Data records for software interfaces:

- - -

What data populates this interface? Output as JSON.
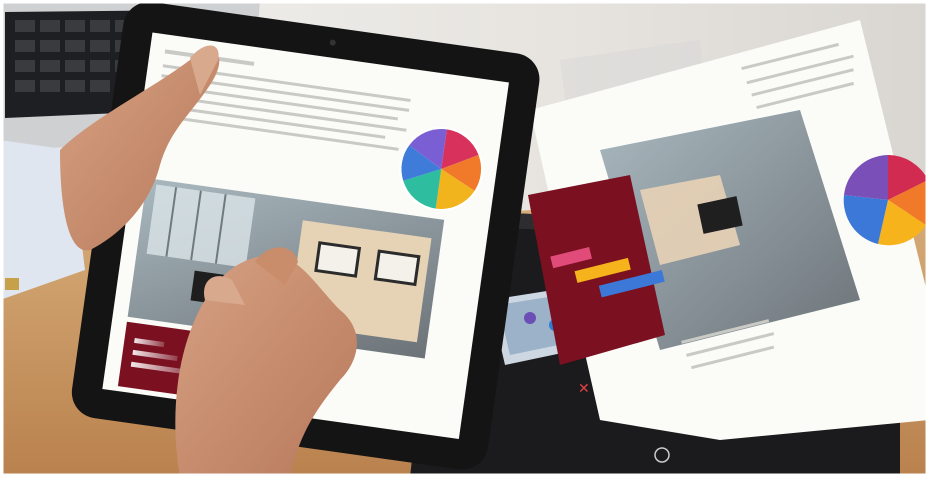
{
  "scene": {
    "description_free": true
  },
  "colors": {
    "wall": "#e8e8e6",
    "desk": "#c99a63",
    "tablet_bezel": "#141414",
    "scanner_body": "#1b1b1d",
    "paper": "#fbfbf8",
    "maroon": "#7a1020",
    "skin": "#c98d6b",
    "cuff": "#dfe6ef"
  },
  "pie_slices": [
    "#7a5fd4",
    "#d8315b",
    "#f07a2a",
    "#f2b41d",
    "#2fbda0",
    "#3f7bd8"
  ],
  "pie_slices_paper": [
    "#d12b52",
    "#f07a2a",
    "#f6b31b",
    "#3c78d8",
    "#7b4fb8"
  ],
  "scanner_icons": [
    "close-icon",
    "shortcut-icon",
    "power-icon"
  ]
}
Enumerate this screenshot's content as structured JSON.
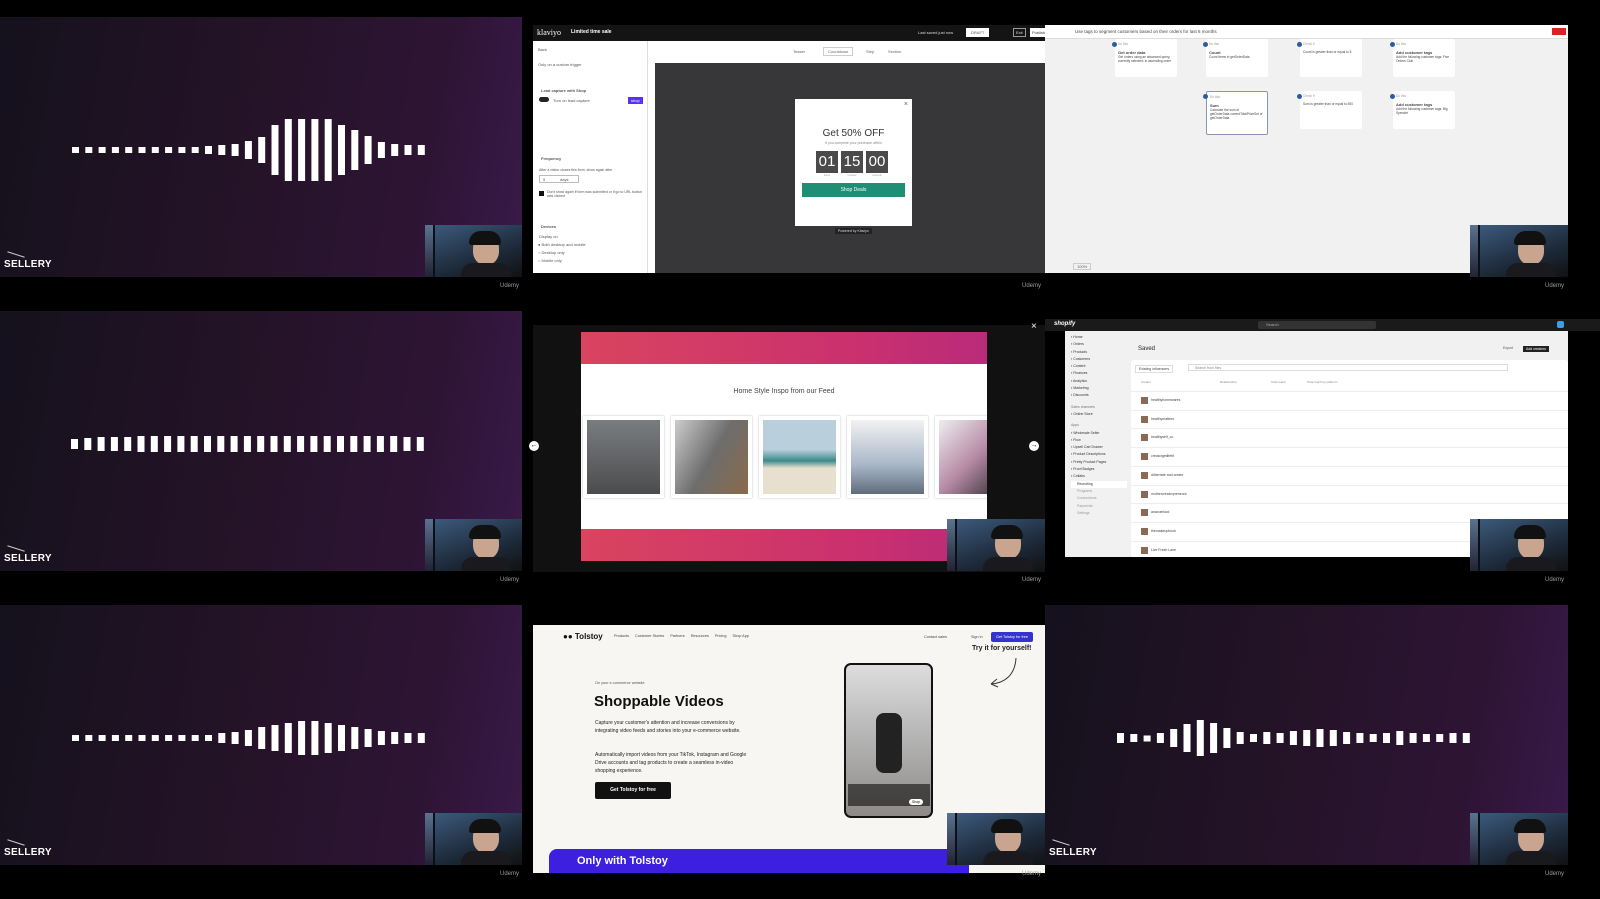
{
  "brand_logo": "SELLERY",
  "platform_label": "Udemy",
  "colors": {
    "bg_purple": "#2d1434",
    "klaviyo_teal": "#1e8e74",
    "tolstoy_blue": "#3533cd",
    "pink_banner": "#d2436a"
  },
  "klaviyo": {
    "app": "klaviyo",
    "title": "Limited time sale",
    "status": "Last saved just now",
    "status_select": "DRAFT",
    "exit": "Exit",
    "publish": "Publish",
    "back": "Back",
    "toolbar": [
      "Teaser",
      "Countdown",
      "Step",
      "Section"
    ],
    "trigger_option": "Only on a custom trigger",
    "lead_capture": {
      "heading": "Lead capture with Shop",
      "toggle_label": "Turn on lead capture",
      "badge": "shop"
    },
    "frequency": {
      "heading": "Frequency",
      "desc": "After a visitor closes this form, show again after",
      "value": "5",
      "unit": "days",
      "checkbox": "Don't show again if form was submitted or if go to URL button was clicked"
    },
    "devices": {
      "heading": "Devices",
      "label": "Display on",
      "options": [
        "Both desktop and mobile",
        "Desktop only",
        "Mobile only"
      ],
      "selected": 0
    },
    "popup": {
      "headline": "Get 50% OFF",
      "sub": "If you complete your purchase within",
      "timer": [
        "01",
        "15",
        "00"
      ],
      "timer_units": [
        "hours",
        "minutes",
        "seconds"
      ],
      "cta": "Shop Deals",
      "footer": "Powered by Klaviyo"
    }
  },
  "flow": {
    "title": "Use tags to segment customers based on their orders for last 6 months",
    "nodes": [
      {
        "label": "Do this",
        "title": "Get order data",
        "desc": "Get orders using an advanced query, currently selected: in ascending order"
      },
      {
        "label": "Do this",
        "title": "Count",
        "desc": "Count items in getOrderData"
      },
      {
        "label": "Check if",
        "title": "",
        "desc": "Count is greater than or equal to 5"
      },
      {
        "label": "Do this",
        "title": "Add customer tags",
        "desc": "Add the following customer tags: Five Orders Club"
      },
      {
        "label": "Do this",
        "title": "Sum",
        "desc": "Calculate the sum of getOrderData.currentTotalPriceSet of getOrderData"
      },
      {
        "label": "Check if",
        "title": "",
        "desc": "Sum is greater than or equal to 500"
      },
      {
        "label": "Do this",
        "title": "Add customer tags",
        "desc": "Add the following customer tags: Big Spender"
      }
    ],
    "zoom": "100%"
  },
  "carousel": {
    "heading": "Home Style Inspo from our Feed"
  },
  "shopify": {
    "app": "shopify",
    "search": "Search",
    "nav": [
      "Home",
      "Orders",
      "Products",
      "Customers",
      "Content",
      "Finances",
      "Analytics",
      "Marketing",
      "Discounts"
    ],
    "sales_channels": "Sales channels",
    "online_store": "Online Store",
    "apps_label": "Apps",
    "apps": [
      "Wholesale Seller",
      "Flow",
      "Upsell Cart Drawer",
      "Product Descriptions",
      "Pretty Product Pages",
      "Proof Badges",
      "Collabs"
    ],
    "collabs_sub": [
      "Recruiting",
      "Programs",
      "Connections",
      "Payments",
      "Settings"
    ],
    "settings": "Settings",
    "page_title": "Saved",
    "actions": [
      "Export",
      "Add creators"
    ],
    "filter": "Existing influencers",
    "search_placeholder": "Search from files",
    "columns": [
      "Creator",
      "Relationship",
      "Total reach",
      "Total reach by platform"
    ],
    "rows": [
      "healthyhomewares",
      "healthymatters",
      "healthyself_co",
      "creatorgetlifefit",
      "ditherrate and create",
      "mothercreatorpreneurs",
      "anavuefood",
      "themakeupbook",
      "Live Fresh Lane"
    ]
  },
  "tolstoy": {
    "brand": "Tolstoy",
    "nav": [
      "Products",
      "Customer Stories",
      "Partners",
      "Resources",
      "Pricing",
      "Shop App"
    ],
    "contact": "Contact sales",
    "signin": "Sign in",
    "cta_top": "Get Tolstoy for free",
    "try": "Try it for yourself!",
    "eyebrow": "On your e-commerce website",
    "headline": "Shoppable Videos",
    "p1": "Capture your customer's attention and increase conversions by integrating video feeds and stories into your e-commerce website.",
    "p2": "Automatically import videos from your TikTok, Instagram and Google Drive accounts and tag products to create a seamless in-video shopping experience.",
    "cta": "Get Tolstoy for free",
    "banner": "Only with Tolstoy",
    "video_shop": "Shop"
  }
}
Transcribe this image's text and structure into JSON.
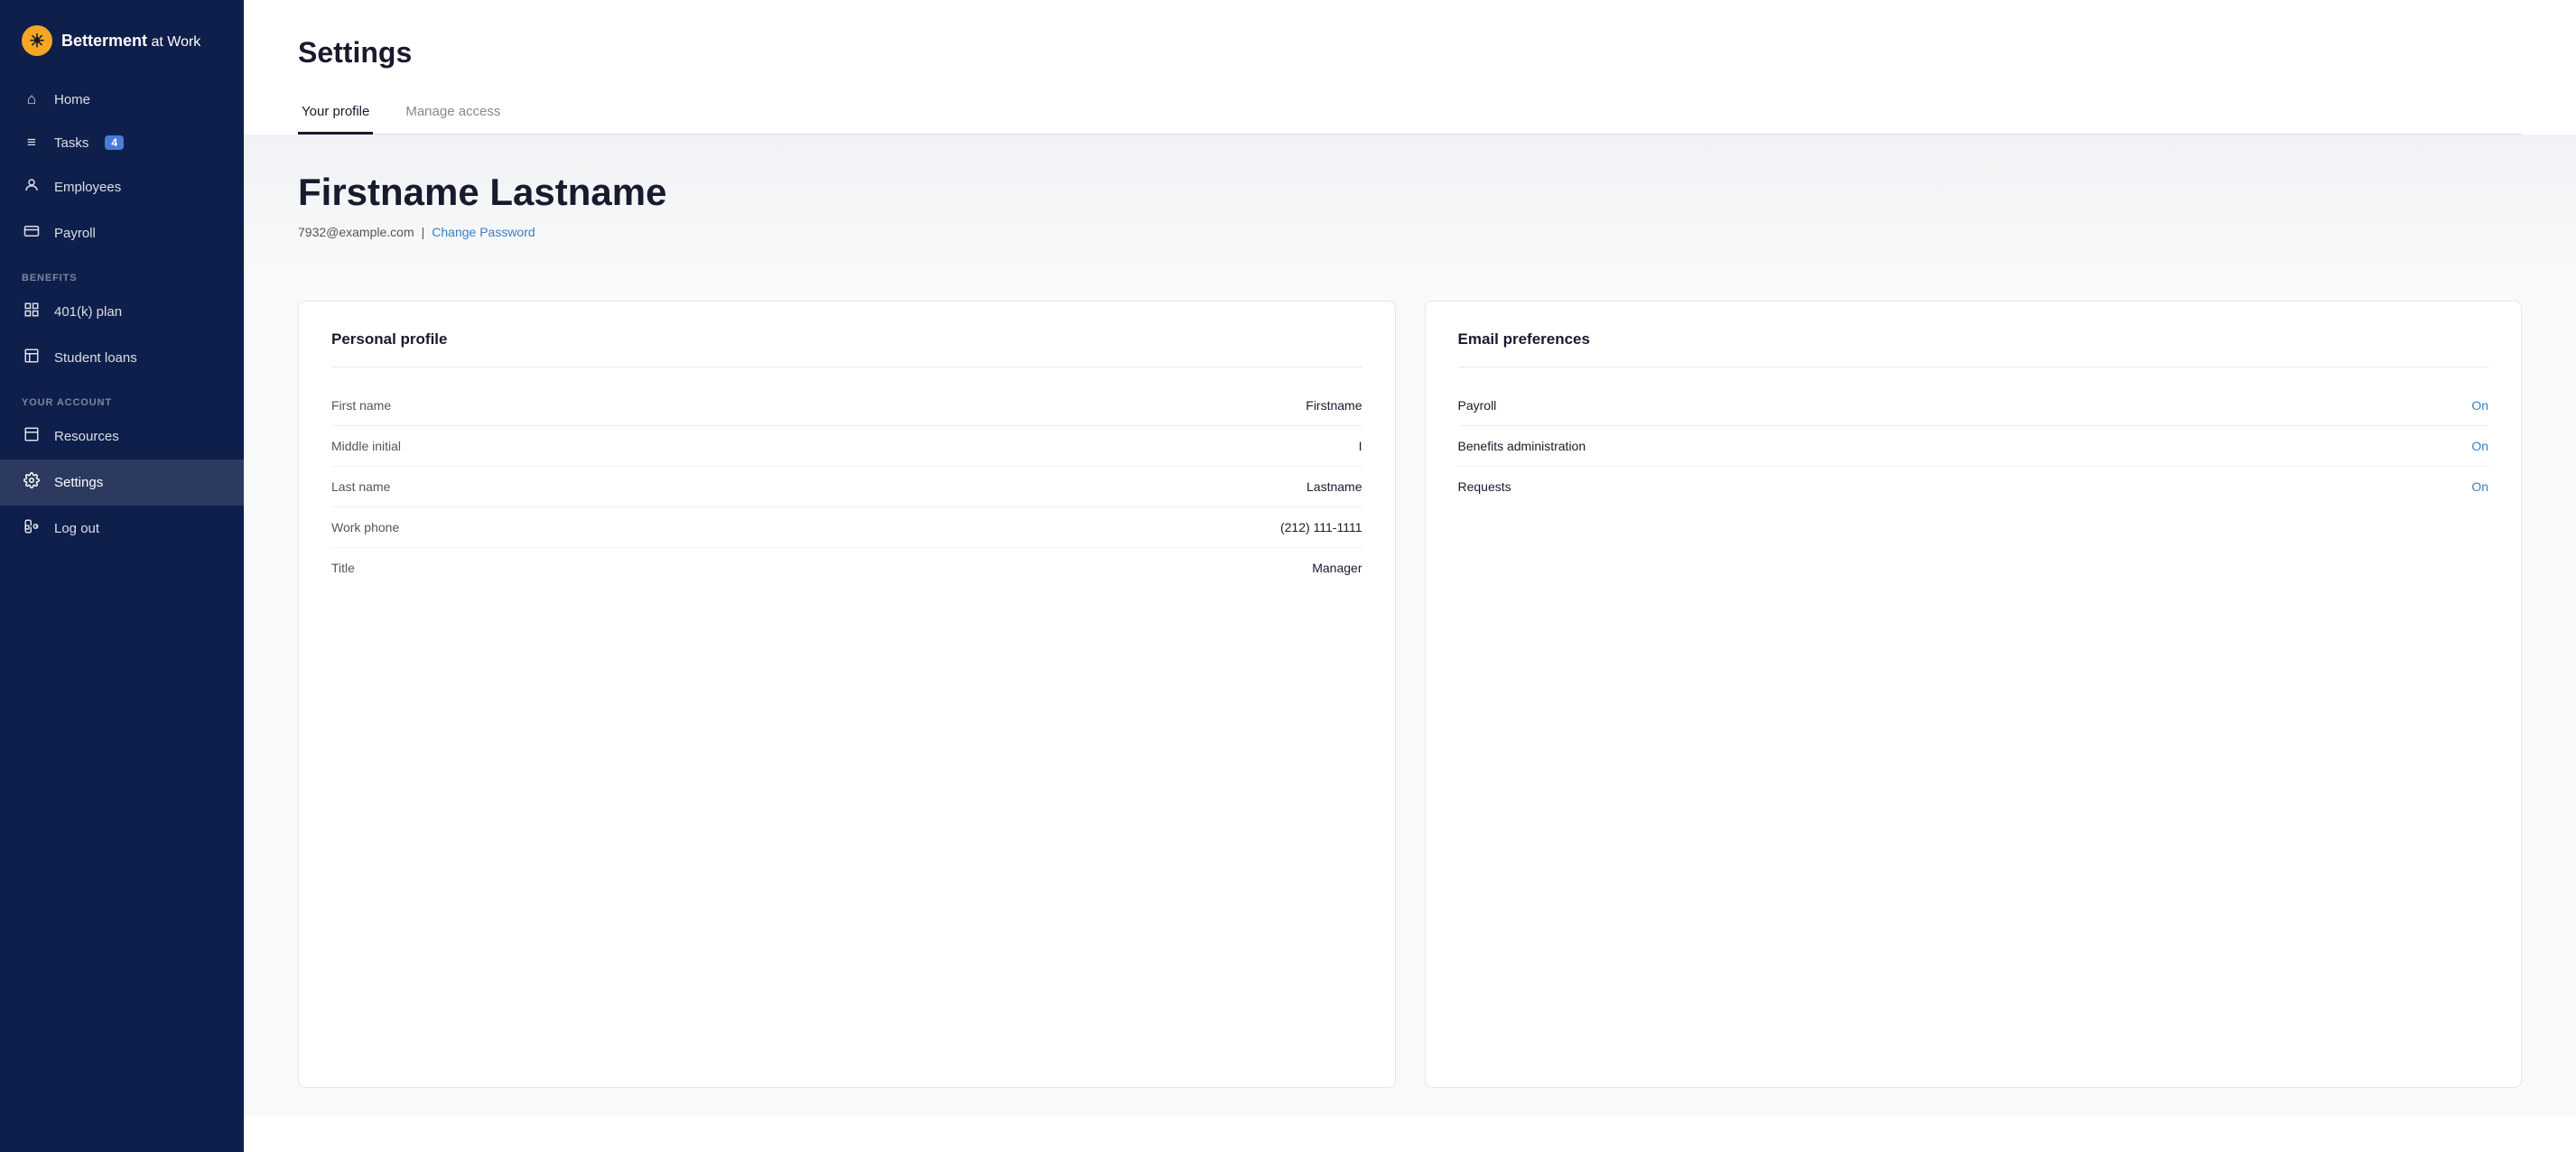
{
  "app": {
    "name": "Betterment",
    "name_suffix": " at Work",
    "logo_emoji": "☀"
  },
  "sidebar": {
    "nav_items": [
      {
        "id": "home",
        "label": "Home",
        "icon": "home",
        "active": false
      },
      {
        "id": "tasks",
        "label": "Tasks",
        "icon": "tasks",
        "badge": "4",
        "active": false
      },
      {
        "id": "employees",
        "label": "Employees",
        "icon": "employees",
        "active": false
      },
      {
        "id": "payroll",
        "label": "Payroll",
        "icon": "payroll",
        "active": false
      }
    ],
    "benefits_section_label": "BENEFITS",
    "benefits_items": [
      {
        "id": "401k",
        "label": "401(k) plan",
        "icon": "401k",
        "active": false
      },
      {
        "id": "student-loans",
        "label": "Student loans",
        "icon": "loans",
        "active": false
      }
    ],
    "account_section_label": "YOUR ACCOUNT",
    "account_items": [
      {
        "id": "resources",
        "label": "Resources",
        "icon": "resources",
        "active": false
      },
      {
        "id": "settings",
        "label": "Settings",
        "icon": "settings",
        "active": true
      },
      {
        "id": "logout",
        "label": "Log out",
        "icon": "logout",
        "active": false
      }
    ]
  },
  "page": {
    "title": "Settings",
    "tabs": [
      {
        "id": "your-profile",
        "label": "Your profile",
        "active": true
      },
      {
        "id": "manage-access",
        "label": "Manage access",
        "active": false
      }
    ]
  },
  "profile": {
    "full_name": "Firstname Lastname",
    "email": "7932@example.com",
    "separator": "|",
    "change_password_label": "Change Password"
  },
  "personal_profile": {
    "card_title": "Personal profile",
    "fields": [
      {
        "label": "First name",
        "value": "Firstname"
      },
      {
        "label": "Middle initial",
        "value": "I"
      },
      {
        "label": "Last name",
        "value": "Lastname"
      },
      {
        "label": "Work phone",
        "value": "(212) 111-1111"
      },
      {
        "label": "Title",
        "value": "Manager"
      }
    ]
  },
  "email_preferences": {
    "card_title": "Email preferences",
    "items": [
      {
        "label": "Payroll",
        "status": "On"
      },
      {
        "label": "Benefits administration",
        "status": "On"
      },
      {
        "label": "Requests",
        "status": "On"
      }
    ]
  }
}
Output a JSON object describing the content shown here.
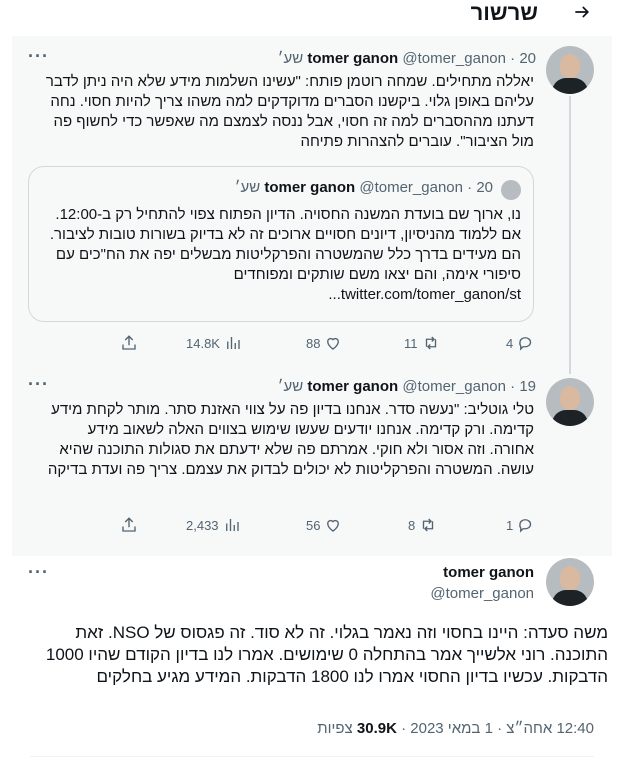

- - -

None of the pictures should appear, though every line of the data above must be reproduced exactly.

What data populates this interface? Output as JSON.
{
  "scene": {
    "description_free": true
  },
  "colors": {
    "wall": "#e8e8e6",
    "desk": "#c99a63",
    "tablet_bezel": "#141414",
    "scanner_body": "#1b1b1d",
    "paper": "#fbfbf8",
    "maroon": "#7a1020",
    "skin": "#c98d6b",
    "cuff": "#dfe6ef"
  },
  "pie_slices": [
    "#7a5fd4",
    "#d8315b",
    "#f07a2a",
    "#f2b41d",
    "#2fbda0",
    "#3f7bd8"
  ],
  "pie_slices_paper": [
    "#d12b52",
    "#f07a2a",
    "#f6b31b",
    "#3c78d8",
    "#7b4fb8"
  ],
  "scanner_icons": [
    "close-icon",
    "shortcut-icon",
    "power-icon"
  ]
}
Enumerate this screenshot's content as structured JSON.
{
  "brand_logo": "SELLERY",
  "platform_label": "Udemy",
  "colors": {
    "bg_purple": "#2d1434",
    "klaviyo_teal": "#1e8e74",
    "tolstoy_blue": "#3533cd",
    "pink_banner": "#d2436a"
  },
  "klaviyo": {
    "app": "klaviyo",
    "title": "Limited time sale",
    "status": "Last saved just now",
    "status_select": "DRAFT",
    "exit": "Exit",
    "publish": "Publish",
    "back": "Back",
    "toolbar": [
      "Teaser",
      "Countdown",
      "Step",
      "Section"
    ],
    "trigger_option": "Only on a custom trigger",
    "lead_capture": {
      "heading": "Lead capture with Shop",
      "toggle_label": "Turn on lead capture",
      "badge": "shop"
    },
    "frequency": {
      "heading": "Frequency",
      "desc": "After a visitor closes this form, show again after",
      "value": "5",
      "unit": "days",
      "checkbox": "Don't show again if form was submitted or if go to URL button was clicked"
    },
    "devices": {
      "heading": "Devices",
      "label": "Display on",
      "options": [
        "Both desktop and mobile",
        "Desktop only",
        "Mobile only"
      ],
      "selected": 0
    },
    "popup": {
      "headline": "Get 50% OFF",
      "sub": "If you complete your purchase within",
      "timer": [
        "01",
        "15",
        "00"
      ],
      "timer_units": [
        "hours",
        "minutes",
        "seconds"
      ],
      "cta": "Shop Deals",
      "footer": "Powered by Klaviyo"
    }
  },
  "flow": {
    "title": "Use tags to segment customers based on their orders for last 6 months",
    "nodes": [
      {
        "label": "Do this",
        "title": "Get order data",
        "desc": "Get orders using an advanced query, currently selected: in ascending order"
      },
      {
        "label": "Do this",
        "title": "Count",
        "desc": "Count items in getOrderData"
      },
      {
        "label": "Check if",
        "title": "",
        "desc": "Count is greater than or equal to 5"
      },
      {
        "label": "Do this",
        "title": "Add customer tags",
        "desc": "Add the following customer tags: Five Orders Club"
      },
      {
        "label": "Do this",
        "title": "Sum",
        "desc": "Calculate the sum of getOrderData.currentTotalPriceSet of getOrderData"
      },
      {
        "label": "Check if",
        "title": "",
        "desc": "Sum is greater than or equal to 500"
      },
      {
        "label": "Do this",
        "title": "Add customer tags",
        "desc": "Add the following customer tags: Big Spender"
      }
    ],
    "zoom": "100%"
  },
  "carousel": {
    "heading": "Home Style Inspo from our Feed"
  },
  "shopify": {
    "app": "shopify",
    "search": "Search",
    "nav": [
      "Home",
      "Orders",
      "Products",
      "Customers",
      "Content",
      "Finances",
      "Analytics",
      "Marketing",
      "Discounts"
    ],
    "sales_channels": "Sales channels",
    "online_store": "Online Store",
    "apps_label": "Apps",
    "apps": [
      "Wholesale Seller",
      "Flow",
      "Upsell Cart Drawer",
      "Product Descriptions",
      "Pretty Product Pages",
      "Proof Badges",
      "Collabs"
    ],
    "collabs_sub": [
      "Recruiting",
      "Programs",
      "Connections",
      "Payments",
      "Settings"
    ],
    "settings": "Settings",
    "page_title": "Saved",
    "actions": [
      "Export",
      "Add creators"
    ],
    "filter": "Existing influencers",
    "search_placeholder": "Search from files",
    "columns": [
      "Creator",
      "Relationship",
      "Total reach",
      "Total reach by platform"
    ],
    "rows": [
      "healthyhomewares",
      "healthymatters",
      "healthyself_co",
      "creatorgetlifefit",
      "ditherrate and create",
      "mothercreatorpreneurs",
      "anavuefood",
      "themakeupbook",
      "Live Fresh Lane"
    ]
  },
  "tolstoy": {
    "brand": "Tolstoy",
    "nav": [
      "Products",
      "Customer Stories",
      "Partners",
      "Resources",
      "Pricing",
      "Shop App"
    ],
    "contact": "Contact sales",
    "signin": "Sign in",
    "cta_top": "Get Tolstoy for free",
    "try": "Try it for yourself!",
    "eyebrow": "On your e-commerce website",
    "headline": "Shoppable Videos",
    "p1": "Capture your customer's attention and increase conversions by integrating video feeds and stories into your e-commerce website.",
    "p2": "Automatically import videos from your TikTok, Instagram and Google Drive accounts and tag products to create a seamless in-video shopping experience.",
    "cta": "Get Tolstoy for free",
    "banner": "Only with Tolstoy",
    "video_shop": "Shop"
  }
}
Transcribe this image's text and structure into JSON.
{
  "app": {
    "name": "Betterment",
    "name_suffix": " at Work",
    "logo_emoji": "☀"
  },
  "sidebar": {
    "nav_items": [
      {
        "id": "home",
        "label": "Home",
        "icon": "home",
        "active": false
      },
      {
        "id": "tasks",
        "label": "Tasks",
        "icon": "tasks",
        "badge": "4",
        "active": false
      },
      {
        "id": "employees",
        "label": "Employees",
        "icon": "employees",
        "active": false
      },
      {
        "id": "payroll",
        "label": "Payroll",
        "icon": "payroll",
        "active": false
      }
    ],
    "benefits_section_label": "BENEFITS",
    "benefits_items": [
      {
        "id": "401k",
        "label": "401(k) plan",
        "icon": "401k",
        "active": false
      },
      {
        "id": "student-loans",
        "label": "Student loans",
        "icon": "loans",
        "active": false
      }
    ],
    "account_section_label": "YOUR ACCOUNT",
    "account_items": [
      {
        "id": "resources",
        "label": "Resources",
        "icon": "resources",
        "active": false
      },
      {
        "id": "settings",
        "label": "Settings",
        "icon": "settings",
        "active": true
      },
      {
        "id": "logout",
        "label": "Log out",
        "icon": "logout",
        "active": false
      }
    ]
  },
  "page": {
    "title": "Settings",
    "tabs": [
      {
        "id": "your-profile",
        "label": "Your profile",
        "active": true
      },
      {
        "id": "manage-access",
        "label": "Manage access",
        "active": false
      }
    ]
  },
  "profile": {
    "full_name": "Firstname Lastname",
    "email": "7932@example.com",
    "separator": "|",
    "change_password_label": "Change Password"
  },
  "personal_profile": {
    "card_title": "Personal profile",
    "fields": [
      {
        "label": "First name",
        "value": "Firstname"
      },
      {
        "label": "Middle initial",
        "value": "I"
      },
      {
        "label": "Last name",
        "value": "Lastname"
      },
      {
        "label": "Work phone",
        "value": "(212) 111-1111"
      },
      {
        "label": "Title",
        "value": "Manager"
      }
    ]
  },
  "email_preferences": {
    "card_title": "Email preferences",
    "items": [
      {
        "label": "Payroll",
        "status": "On"
      },
      {
        "label": "Benefits administration",
        "status": "On"
      },
      {
        "label": "Requests",
        "status": "On"
      }
    ]
  }
}
Output a JSON object describing the content shown here.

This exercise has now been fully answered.